Providing our service for this project is very exciting as NFC adoption grows and it also reminds us to honor those who have served their country and community. - COO, Nathan Neil
Letterkenny, PA (PRWEB) May 27, 2016
The Franklin County Veterans and 9/11 Memorial Park honors all veterans of America’s military history, prisoners of war, servicemen and women missing in action, the casualties of September 11, 2001 as well as the first responders and citizens who saved lives. The memorial was dedicated by the First Counselor to the Apostolic Nuncio, the Vatican’s Ambassador to the United States, just as was done by the Apostolic Nuncio for this military chapel in 1945. Also in 1945, Italian prisoners of war, housed at Letterkenny Army Depot, built the chapel. It used stone from many of the original farm-houses on the depot site. The chapel features a 65 foot Florentine belfry, a San Francisco entrance, and a Roman interior.
On May 21, 2016 after the Armed Forces Day POW-MIA remembrance service at Historic Letterkenny Chapel and Franklin County Veterans and 9/11 Memorial Park, a dedication to the newly constructed Franklin County “Trail of Service” took place. The trail was constructed by CASHS Navy Junior R.O.T.C. Cadets, Boy Scouts and other community organizations and volunteers. The trail is 600 feet long, 5 feet wide and includes 20 digital access kiosks that visitors can stop at along the walk. With the use of a cellphone and NFC technology, visitors are able to tap the NFC chip on any of the kiosks to learn more information about the Historic Letterkenny Chapel, the Veterans and 9/11 Memorial Park, and other park related topics of interest.

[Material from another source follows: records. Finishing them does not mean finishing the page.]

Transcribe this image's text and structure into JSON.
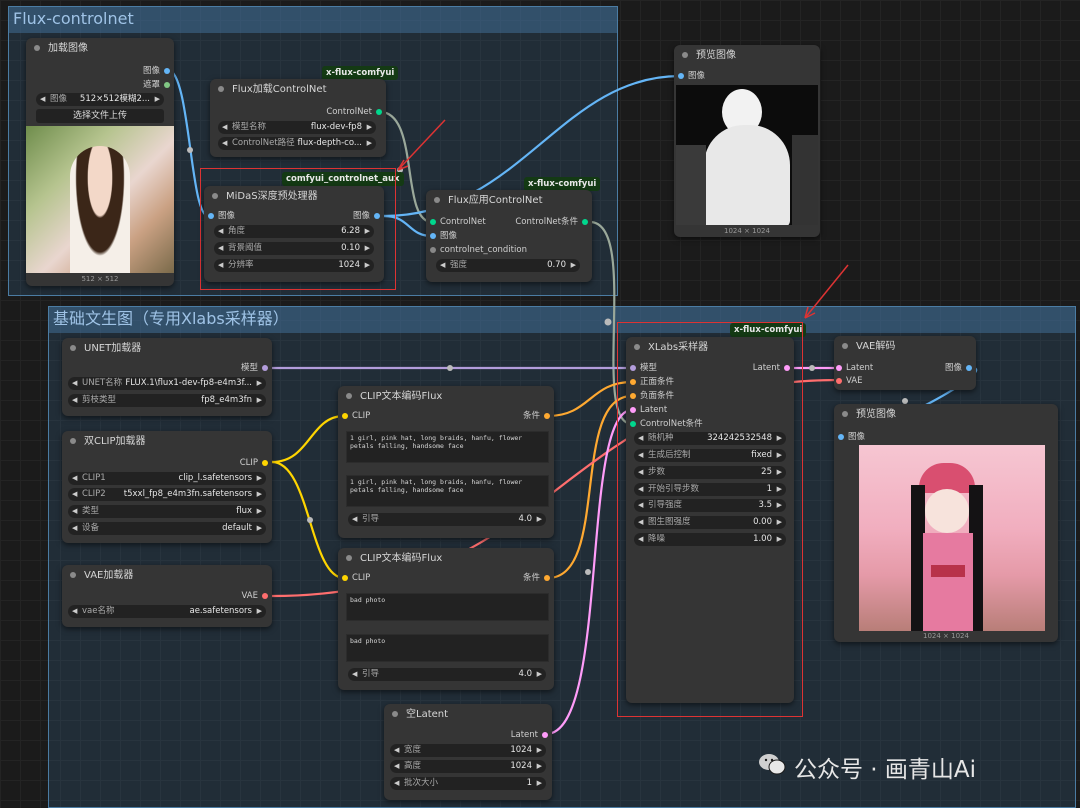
{
  "groups": {
    "flux_controlnet": "Flux-controlnet",
    "basic_t2i": "基础文生图（专用Xlabs采样器）"
  },
  "load_image": {
    "title": "加载图像",
    "out_image": "图像",
    "out_mask": "遮罩",
    "w_image_label": "图像",
    "w_image_value": "512×512模糊2...",
    "upload_button": "选择文件上传",
    "caption": "512 × 512"
  },
  "flux_load_cn": {
    "badge": "x-flux-comfyui",
    "title": "Flux加载ControlNet",
    "out": "ControlNet",
    "w_model_label": "模型名称",
    "w_model_value": "flux-dev-fp8",
    "w_path_label": "ControlNet路径",
    "w_path_value": "flux-depth-co..."
  },
  "midas": {
    "badge": "comfyui_controlnet_aux",
    "title": "MiDaS深度预处理器",
    "in_image": "图像",
    "out_image": "图像",
    "w_angle_label": "角度",
    "w_angle_value": "6.28",
    "w_bg_label": "背景阈值",
    "w_bg_value": "0.10",
    "w_res_label": "分辨率",
    "w_res_value": "1024"
  },
  "flux_apply_cn": {
    "badge": "x-flux-comfyui",
    "title": "Flux应用ControlNet",
    "in_cn": "ControlNet",
    "in_image": "图像",
    "in_cond": "controlnet_condition",
    "out": "ControlNet条件",
    "w_strength_label": "强度",
    "w_strength_value": "0.70"
  },
  "preview1": {
    "title": "预览图像",
    "in_image": "图像",
    "caption": "1024 × 1024"
  },
  "unet": {
    "title": "UNET加载器",
    "out": "模型",
    "w_name_label": "UNET名称",
    "w_name_value": "FLUX.1\\flux1-dev-fp8-e4m3f...",
    "w_dtype_label": "剪枝类型",
    "w_dtype_value": "fp8_e4m3fn"
  },
  "dual_clip": {
    "title": "双CLIP加载器",
    "out": "CLIP",
    "w_clip1_label": "CLIP1",
    "w_clip1_value": "clip_l.safetensors",
    "w_clip2_label": "CLIP2",
    "w_clip2_value": "t5xxl_fp8_e4m3fn.safetensors",
    "w_type_label": "类型",
    "w_type_value": "flux",
    "w_device_label": "设备",
    "w_device_value": "default"
  },
  "vae_loader": {
    "title": "VAE加载器",
    "out": "VAE",
    "w_name_label": "vae名称",
    "w_name_value": "ae.safetensors"
  },
  "clip_pos": {
    "title": "CLIP文本编码Flux",
    "in": "CLIP",
    "out": "条件",
    "text1": "1 girl, pink hat, long braids, hanfu, flower petals falling, handsome face",
    "text2": "1 girl, pink hat, long braids, hanfu, flower petals falling, handsome face",
    "w_guidance_label": "引导",
    "w_guidance_value": "4.0"
  },
  "clip_neg": {
    "title": "CLIP文本编码Flux",
    "in": "CLIP",
    "out": "条件",
    "text1": "bad photo",
    "text2": "bad photo",
    "w_guidance_label": "引导",
    "w_guidance_value": "4.0"
  },
  "empty_latent": {
    "title": "空Latent",
    "out": "Latent",
    "w_width_label": "宽度",
    "w_width_value": "1024",
    "w_height_label": "高度",
    "w_height_value": "1024",
    "w_batch_label": "批次大小",
    "w_batch_value": "1"
  },
  "xlabs": {
    "badge": "x-flux-comfyui",
    "title": "XLabs采样器",
    "in_model": "模型",
    "in_pos": "正面条件",
    "in_neg": "负面条件",
    "in_latent": "Latent",
    "in_cn": "ControlNet条件",
    "out": "Latent",
    "w_seed_label": "随机种",
    "w_seed_value": "324242532548",
    "w_ctrl_label": "生成后控制",
    "w_ctrl_value": "fixed",
    "w_steps_label": "步数",
    "w_steps_value": "25",
    "w_start_label": "开始引导步数",
    "w_start_value": "1",
    "w_guid_label": "引导强度",
    "w_guid_value": "3.5",
    "w_i2i_label": "图生图强度",
    "w_i2i_value": "0.00",
    "w_denoise_label": "降噪",
    "w_denoise_value": "1.00"
  },
  "vae_decode": {
    "title": "VAE解码",
    "in_latent": "Latent",
    "in_vae": "VAE",
    "out": "图像"
  },
  "preview2": {
    "title": "预览图像",
    "in_image": "图像",
    "caption": "1024 × 1024"
  },
  "watermark": "公众号 · 画青山Ai",
  "colors": {
    "image_port": "#64b5f6",
    "mask_port": "#81c784",
    "model_port": "#b39ddb",
    "clip_port": "#ffd500",
    "cond_port": "#ffa931",
    "latent_port": "#ff9cf9",
    "vae_port": "#ff6e6e",
    "cn_port": "#00d78d",
    "badge_bg": "#143a14",
    "highlight_red": "#dd3333"
  }
}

NFC (Near Field Communication) is quickly changing all things physical to digital. This technology enables simple and safe two-way interactions between electronic devices, allowing consumers to perform contactless transactions, access digital content, and connect electronic devices with a single touch. In this case, the technology is being used to create an educational tool. By placing tags on the 20 kiosks throughout the Trail of Service, visitors are encouraged to place their phone on the tag so they can be prompted to additional information about the park, flags located outside of the trail, the trees and vegetation surrounding it, etc. NFC technology is a fun, simple way for people of all ages to connect and interact with their surroundings. Visitors no longer need a tour guide to educate them on what they see, they can simply tap their phone to any NFC-enabled device and it will allow for current and future generations to have all the information they need at their fingertips.
The trail serves as a special way of describing the significance of the chapel and the entire park. Throughout the next year, coordinators and volunteers that worked with this project hope to install benches that are made of recyclable material and an LED system powered by solar panels that would illuminate the kiosks at night. These additions would allow for a very green, environmentally friendly trail. Paul Cullinane, program coordinator, would like to plant native trees around the area so that children may learn more about them. He would also like to create pathways that connect the start and end points of the trail to make it easier for visitors to walk it.
The website for the trail was designed and built by Purple Deck Media. They are also responsible for creating and managing the NFC tags that you see along the trail. Purple Deck Media is a cloud based software company that specializes in mobile applications. Their mission is to increase the availability, security, and delivery of information across mobile platforms. Their leading mobile product – MobileDeck™ - provides the fastest way to quickly create your very own mobile application. Their cloud management platform for NFC and IoT (Internet of Things) – TapLive™ - provides a way to streamline content delivery, information gathering, and much more. It is with these two products that the kiosks on the Trail of Service can come alive in a fun and interactive way. For more information on the trails website, go to http://www.VerteranTrailPA.org.
Paul E. Cullinane, program coordinator and a veteran himself, stated that “The whole park is very personal to me and I am very proud and pleased to be a part of this. I am overjoyed that we were able to implement the vision that Reverend Bill Harter had several years ago and I am excited to have created a learning environment for people of all ages.”